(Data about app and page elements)
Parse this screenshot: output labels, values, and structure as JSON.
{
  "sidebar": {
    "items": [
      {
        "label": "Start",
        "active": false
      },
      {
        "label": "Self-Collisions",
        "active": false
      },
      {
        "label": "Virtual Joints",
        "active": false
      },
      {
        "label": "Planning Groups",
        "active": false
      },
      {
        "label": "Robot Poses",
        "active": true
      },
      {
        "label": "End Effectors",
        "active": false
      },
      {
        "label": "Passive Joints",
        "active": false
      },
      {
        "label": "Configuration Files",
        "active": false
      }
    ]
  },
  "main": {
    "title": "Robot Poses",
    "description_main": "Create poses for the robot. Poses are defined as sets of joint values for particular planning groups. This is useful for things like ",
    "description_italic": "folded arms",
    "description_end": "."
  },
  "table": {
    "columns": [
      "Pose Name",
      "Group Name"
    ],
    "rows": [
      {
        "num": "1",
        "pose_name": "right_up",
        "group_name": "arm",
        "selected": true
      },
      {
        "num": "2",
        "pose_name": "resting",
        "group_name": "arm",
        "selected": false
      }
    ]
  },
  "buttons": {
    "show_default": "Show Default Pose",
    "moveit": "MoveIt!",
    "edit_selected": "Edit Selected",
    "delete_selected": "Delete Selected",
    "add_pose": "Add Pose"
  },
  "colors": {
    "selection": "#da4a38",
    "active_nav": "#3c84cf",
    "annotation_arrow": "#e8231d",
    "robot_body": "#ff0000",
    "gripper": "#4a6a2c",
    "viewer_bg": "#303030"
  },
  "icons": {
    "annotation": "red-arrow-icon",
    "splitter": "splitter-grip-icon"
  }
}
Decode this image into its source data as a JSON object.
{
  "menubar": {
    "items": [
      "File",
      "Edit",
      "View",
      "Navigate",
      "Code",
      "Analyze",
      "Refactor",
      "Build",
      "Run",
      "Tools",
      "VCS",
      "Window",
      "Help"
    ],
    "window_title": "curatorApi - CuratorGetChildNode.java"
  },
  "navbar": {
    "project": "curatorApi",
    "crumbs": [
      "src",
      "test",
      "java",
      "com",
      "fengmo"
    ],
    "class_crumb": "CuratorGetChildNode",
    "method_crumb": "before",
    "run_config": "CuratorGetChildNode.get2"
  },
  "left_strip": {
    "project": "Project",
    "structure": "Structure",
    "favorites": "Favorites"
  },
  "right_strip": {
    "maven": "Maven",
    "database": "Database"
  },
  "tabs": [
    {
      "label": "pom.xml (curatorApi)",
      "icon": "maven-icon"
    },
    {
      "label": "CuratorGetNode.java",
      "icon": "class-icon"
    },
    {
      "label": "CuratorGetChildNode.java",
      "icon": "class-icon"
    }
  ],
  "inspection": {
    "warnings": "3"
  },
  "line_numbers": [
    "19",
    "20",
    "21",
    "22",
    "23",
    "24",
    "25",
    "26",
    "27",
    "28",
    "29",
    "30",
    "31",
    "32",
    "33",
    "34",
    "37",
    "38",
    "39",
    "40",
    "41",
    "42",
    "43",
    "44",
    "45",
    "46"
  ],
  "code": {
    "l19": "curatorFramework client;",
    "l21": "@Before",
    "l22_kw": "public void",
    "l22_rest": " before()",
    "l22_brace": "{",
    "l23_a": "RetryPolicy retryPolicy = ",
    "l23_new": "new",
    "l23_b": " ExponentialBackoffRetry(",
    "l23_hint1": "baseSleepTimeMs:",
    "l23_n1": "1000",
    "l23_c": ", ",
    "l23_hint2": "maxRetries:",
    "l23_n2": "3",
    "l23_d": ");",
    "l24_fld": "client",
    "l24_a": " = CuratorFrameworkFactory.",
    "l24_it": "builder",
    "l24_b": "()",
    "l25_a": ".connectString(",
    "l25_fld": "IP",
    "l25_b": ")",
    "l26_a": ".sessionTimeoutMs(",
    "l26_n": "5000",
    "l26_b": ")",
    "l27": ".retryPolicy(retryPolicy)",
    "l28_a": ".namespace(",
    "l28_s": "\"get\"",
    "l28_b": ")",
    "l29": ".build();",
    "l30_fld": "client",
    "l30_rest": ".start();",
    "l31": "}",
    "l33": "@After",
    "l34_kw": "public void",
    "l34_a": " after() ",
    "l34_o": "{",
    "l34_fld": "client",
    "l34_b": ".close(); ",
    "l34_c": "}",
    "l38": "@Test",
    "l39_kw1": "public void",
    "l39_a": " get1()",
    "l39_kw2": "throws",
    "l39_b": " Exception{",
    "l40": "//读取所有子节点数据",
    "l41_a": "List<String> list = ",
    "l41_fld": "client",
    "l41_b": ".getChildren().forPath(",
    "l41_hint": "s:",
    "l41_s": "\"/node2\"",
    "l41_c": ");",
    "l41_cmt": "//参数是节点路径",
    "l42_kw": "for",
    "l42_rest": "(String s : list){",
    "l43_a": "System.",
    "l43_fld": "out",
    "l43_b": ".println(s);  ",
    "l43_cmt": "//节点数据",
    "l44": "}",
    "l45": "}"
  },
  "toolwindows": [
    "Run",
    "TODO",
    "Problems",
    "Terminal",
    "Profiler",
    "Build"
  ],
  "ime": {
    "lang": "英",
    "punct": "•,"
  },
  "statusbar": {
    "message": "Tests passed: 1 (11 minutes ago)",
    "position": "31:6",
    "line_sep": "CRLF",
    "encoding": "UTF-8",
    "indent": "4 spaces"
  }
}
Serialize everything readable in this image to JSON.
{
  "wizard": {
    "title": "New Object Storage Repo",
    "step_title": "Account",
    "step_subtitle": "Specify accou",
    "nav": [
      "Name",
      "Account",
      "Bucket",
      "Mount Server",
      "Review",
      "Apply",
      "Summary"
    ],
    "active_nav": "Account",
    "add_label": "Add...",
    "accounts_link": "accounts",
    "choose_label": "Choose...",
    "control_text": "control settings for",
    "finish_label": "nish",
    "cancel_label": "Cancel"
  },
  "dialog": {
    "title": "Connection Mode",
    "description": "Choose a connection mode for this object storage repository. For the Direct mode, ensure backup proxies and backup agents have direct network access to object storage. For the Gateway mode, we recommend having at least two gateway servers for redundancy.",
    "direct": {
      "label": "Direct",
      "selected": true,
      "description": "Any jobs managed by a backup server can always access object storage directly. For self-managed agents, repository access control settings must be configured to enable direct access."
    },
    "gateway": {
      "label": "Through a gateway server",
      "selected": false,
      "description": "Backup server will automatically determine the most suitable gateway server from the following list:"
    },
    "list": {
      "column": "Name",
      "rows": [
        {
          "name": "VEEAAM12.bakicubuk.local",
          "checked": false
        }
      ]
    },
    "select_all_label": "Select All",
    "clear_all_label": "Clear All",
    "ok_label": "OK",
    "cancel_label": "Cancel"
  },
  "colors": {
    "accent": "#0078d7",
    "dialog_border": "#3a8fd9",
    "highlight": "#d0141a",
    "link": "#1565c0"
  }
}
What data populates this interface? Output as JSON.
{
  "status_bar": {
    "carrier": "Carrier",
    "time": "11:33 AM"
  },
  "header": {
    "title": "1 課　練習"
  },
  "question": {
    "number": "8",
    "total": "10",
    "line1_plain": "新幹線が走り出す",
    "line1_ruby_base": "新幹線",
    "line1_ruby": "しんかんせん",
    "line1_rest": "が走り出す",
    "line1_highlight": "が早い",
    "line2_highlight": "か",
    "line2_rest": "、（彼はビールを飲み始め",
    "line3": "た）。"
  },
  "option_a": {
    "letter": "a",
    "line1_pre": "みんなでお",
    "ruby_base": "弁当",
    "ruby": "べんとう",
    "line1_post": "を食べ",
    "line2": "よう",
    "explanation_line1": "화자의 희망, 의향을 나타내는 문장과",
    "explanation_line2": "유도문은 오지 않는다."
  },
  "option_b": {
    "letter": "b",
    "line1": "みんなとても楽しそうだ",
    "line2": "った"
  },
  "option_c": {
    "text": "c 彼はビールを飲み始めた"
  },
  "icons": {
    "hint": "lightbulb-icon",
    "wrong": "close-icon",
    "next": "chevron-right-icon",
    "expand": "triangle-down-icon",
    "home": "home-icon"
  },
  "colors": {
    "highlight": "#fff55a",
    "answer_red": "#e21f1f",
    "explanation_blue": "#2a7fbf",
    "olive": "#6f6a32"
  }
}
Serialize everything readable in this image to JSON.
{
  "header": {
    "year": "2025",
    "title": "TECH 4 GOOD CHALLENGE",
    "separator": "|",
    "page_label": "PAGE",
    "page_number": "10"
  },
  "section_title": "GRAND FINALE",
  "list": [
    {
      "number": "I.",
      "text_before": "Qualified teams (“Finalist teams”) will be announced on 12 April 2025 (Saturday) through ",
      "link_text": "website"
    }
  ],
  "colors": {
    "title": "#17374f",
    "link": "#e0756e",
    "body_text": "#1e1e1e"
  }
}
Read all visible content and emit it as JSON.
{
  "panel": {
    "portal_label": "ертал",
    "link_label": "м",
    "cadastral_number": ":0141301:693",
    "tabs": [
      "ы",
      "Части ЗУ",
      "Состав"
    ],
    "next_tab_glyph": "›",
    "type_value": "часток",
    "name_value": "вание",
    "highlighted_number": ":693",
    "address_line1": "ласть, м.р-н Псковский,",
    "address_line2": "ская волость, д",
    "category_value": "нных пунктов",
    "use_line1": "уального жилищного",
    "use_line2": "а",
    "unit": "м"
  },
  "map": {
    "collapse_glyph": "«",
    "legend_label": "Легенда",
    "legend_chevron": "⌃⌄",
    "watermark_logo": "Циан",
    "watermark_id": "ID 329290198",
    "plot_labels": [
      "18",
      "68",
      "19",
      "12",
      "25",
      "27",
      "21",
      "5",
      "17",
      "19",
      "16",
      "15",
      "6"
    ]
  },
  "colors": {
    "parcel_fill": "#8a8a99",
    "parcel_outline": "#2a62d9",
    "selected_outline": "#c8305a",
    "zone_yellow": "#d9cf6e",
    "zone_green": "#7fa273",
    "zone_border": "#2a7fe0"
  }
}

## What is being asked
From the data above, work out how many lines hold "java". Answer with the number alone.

## Response below
4